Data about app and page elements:

____________________

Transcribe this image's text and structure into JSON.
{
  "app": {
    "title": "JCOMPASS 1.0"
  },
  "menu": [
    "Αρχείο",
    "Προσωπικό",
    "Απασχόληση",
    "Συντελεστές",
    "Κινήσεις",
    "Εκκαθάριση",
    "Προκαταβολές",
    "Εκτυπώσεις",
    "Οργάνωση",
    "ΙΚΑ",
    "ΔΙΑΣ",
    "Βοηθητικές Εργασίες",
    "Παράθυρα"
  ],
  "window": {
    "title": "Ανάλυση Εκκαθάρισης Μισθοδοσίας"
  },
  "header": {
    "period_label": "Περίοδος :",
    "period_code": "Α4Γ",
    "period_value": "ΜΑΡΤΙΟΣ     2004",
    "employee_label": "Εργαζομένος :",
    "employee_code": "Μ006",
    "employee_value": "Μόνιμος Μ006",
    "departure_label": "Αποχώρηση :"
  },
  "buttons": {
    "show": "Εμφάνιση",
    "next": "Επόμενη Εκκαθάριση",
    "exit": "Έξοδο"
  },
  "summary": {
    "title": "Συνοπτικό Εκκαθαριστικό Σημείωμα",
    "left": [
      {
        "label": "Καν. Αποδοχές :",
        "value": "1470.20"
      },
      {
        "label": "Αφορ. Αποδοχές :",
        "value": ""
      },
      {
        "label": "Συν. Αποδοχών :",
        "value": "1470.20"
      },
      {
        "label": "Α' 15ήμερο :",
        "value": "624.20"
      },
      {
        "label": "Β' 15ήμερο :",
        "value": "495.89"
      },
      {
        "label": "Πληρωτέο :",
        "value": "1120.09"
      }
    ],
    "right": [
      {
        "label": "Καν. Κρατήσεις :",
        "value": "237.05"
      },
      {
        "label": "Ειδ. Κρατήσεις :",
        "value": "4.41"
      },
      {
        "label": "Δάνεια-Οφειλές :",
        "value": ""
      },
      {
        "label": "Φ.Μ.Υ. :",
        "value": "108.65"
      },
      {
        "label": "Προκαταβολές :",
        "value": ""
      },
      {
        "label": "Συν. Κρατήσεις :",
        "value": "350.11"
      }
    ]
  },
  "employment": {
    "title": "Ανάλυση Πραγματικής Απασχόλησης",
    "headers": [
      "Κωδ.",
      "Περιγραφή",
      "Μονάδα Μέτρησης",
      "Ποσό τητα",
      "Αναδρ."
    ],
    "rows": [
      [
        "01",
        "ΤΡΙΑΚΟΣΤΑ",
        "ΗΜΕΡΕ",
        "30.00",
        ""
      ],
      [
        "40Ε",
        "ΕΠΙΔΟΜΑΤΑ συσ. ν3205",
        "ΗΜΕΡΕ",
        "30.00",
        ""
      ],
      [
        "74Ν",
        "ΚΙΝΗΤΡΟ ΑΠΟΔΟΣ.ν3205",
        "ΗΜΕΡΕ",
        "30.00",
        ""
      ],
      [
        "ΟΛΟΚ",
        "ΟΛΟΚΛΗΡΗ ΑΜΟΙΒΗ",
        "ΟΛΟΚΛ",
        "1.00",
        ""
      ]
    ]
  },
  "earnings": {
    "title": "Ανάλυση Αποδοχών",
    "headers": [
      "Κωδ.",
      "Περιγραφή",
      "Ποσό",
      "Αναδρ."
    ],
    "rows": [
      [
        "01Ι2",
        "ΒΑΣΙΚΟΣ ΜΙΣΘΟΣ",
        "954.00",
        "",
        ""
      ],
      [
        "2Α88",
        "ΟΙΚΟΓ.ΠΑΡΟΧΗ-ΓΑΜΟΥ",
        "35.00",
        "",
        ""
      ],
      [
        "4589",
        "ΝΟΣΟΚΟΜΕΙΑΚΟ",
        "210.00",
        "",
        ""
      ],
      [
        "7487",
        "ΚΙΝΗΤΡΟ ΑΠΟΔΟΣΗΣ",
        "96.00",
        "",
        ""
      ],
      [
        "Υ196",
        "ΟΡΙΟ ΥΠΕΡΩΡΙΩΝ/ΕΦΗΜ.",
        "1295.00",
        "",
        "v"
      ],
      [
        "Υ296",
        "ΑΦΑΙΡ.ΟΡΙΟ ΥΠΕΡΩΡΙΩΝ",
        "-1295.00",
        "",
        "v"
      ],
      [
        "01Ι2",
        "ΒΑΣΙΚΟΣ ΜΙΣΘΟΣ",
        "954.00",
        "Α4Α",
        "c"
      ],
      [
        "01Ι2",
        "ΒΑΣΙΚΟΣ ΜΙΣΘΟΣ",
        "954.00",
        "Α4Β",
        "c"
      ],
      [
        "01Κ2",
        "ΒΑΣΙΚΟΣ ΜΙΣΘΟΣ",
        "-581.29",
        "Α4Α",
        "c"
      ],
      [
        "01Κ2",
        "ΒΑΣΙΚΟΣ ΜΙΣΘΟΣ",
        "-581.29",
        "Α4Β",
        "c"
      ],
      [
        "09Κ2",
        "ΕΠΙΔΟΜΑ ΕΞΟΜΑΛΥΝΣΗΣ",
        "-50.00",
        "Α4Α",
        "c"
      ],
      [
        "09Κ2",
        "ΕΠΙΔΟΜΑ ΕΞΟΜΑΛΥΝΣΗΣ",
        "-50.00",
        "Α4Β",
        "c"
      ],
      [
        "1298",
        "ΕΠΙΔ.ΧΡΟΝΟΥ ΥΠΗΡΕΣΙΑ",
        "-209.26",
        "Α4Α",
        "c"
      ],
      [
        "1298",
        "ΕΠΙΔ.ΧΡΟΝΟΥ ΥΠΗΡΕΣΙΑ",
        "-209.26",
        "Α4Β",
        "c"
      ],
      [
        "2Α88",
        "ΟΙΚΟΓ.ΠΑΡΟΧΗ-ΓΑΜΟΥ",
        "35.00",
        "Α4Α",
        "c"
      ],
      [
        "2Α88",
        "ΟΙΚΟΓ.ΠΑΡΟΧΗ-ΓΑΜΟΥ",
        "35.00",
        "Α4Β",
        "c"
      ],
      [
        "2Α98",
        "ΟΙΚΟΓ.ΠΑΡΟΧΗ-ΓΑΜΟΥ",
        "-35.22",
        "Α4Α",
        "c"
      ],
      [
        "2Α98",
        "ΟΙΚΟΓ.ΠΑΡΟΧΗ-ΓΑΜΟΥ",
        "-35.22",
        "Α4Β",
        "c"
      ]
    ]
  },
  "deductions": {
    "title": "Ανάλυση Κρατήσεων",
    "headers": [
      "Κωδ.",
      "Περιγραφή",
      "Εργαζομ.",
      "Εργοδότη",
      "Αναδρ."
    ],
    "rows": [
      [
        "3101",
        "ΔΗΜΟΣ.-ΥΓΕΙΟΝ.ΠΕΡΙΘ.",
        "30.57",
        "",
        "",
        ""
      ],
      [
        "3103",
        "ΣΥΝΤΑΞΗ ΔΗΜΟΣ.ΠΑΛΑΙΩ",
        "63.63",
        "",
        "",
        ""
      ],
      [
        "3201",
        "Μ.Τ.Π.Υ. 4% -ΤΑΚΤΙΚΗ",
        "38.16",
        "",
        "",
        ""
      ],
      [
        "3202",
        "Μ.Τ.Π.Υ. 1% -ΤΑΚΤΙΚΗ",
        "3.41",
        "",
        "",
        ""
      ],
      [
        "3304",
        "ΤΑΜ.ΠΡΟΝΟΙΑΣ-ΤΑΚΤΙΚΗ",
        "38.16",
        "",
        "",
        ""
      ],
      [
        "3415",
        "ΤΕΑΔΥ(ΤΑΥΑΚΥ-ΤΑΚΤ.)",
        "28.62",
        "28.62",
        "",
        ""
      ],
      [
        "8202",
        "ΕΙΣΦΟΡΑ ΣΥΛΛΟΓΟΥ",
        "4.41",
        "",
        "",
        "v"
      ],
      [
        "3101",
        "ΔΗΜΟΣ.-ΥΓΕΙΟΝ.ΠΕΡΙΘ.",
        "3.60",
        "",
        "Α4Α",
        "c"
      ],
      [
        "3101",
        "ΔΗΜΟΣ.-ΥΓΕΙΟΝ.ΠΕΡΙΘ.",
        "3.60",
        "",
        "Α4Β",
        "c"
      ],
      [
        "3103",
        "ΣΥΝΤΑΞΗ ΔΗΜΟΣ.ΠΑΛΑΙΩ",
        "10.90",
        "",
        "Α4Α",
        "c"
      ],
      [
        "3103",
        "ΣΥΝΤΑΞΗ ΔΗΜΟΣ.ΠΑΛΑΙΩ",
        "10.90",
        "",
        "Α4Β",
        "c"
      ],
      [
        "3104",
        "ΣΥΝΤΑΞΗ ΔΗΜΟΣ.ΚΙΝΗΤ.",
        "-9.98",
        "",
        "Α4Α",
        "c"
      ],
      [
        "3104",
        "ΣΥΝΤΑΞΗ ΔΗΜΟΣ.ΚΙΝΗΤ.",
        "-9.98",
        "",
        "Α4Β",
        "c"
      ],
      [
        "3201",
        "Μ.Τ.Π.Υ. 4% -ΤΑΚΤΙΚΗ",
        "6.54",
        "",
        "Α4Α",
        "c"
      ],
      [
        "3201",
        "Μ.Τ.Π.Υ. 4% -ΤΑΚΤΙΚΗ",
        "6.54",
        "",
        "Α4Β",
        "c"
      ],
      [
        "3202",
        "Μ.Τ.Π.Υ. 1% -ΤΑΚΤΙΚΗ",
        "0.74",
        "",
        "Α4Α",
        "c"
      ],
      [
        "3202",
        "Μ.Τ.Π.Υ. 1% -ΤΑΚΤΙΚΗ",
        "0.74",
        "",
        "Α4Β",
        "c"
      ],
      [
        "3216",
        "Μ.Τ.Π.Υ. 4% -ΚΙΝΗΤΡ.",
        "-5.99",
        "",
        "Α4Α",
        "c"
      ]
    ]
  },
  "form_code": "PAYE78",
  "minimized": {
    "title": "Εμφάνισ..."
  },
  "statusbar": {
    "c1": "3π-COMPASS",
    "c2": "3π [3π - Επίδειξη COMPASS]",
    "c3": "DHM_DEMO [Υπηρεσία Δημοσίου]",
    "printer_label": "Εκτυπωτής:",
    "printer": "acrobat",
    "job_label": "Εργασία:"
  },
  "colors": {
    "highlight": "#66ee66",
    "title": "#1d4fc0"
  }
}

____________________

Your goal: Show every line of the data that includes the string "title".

Problem solution:
    "title": "JCOMPASS 1.0"
    "title": "Ανάλυση Εκκαθάρισης Μισθοδοσίας"
    "title": "Συνοπτικό Εκκαθαριστικό Σημείωμα",
    "title": "Ανάλυση Πραγματικής Απασχόλησης",
    "title": "Ανάλυση Αποδοχών",
    "title": "Ανάλυση Κρατήσεων",
    "title": "Εμφάνισ..."
    "title": "#1d4fc0"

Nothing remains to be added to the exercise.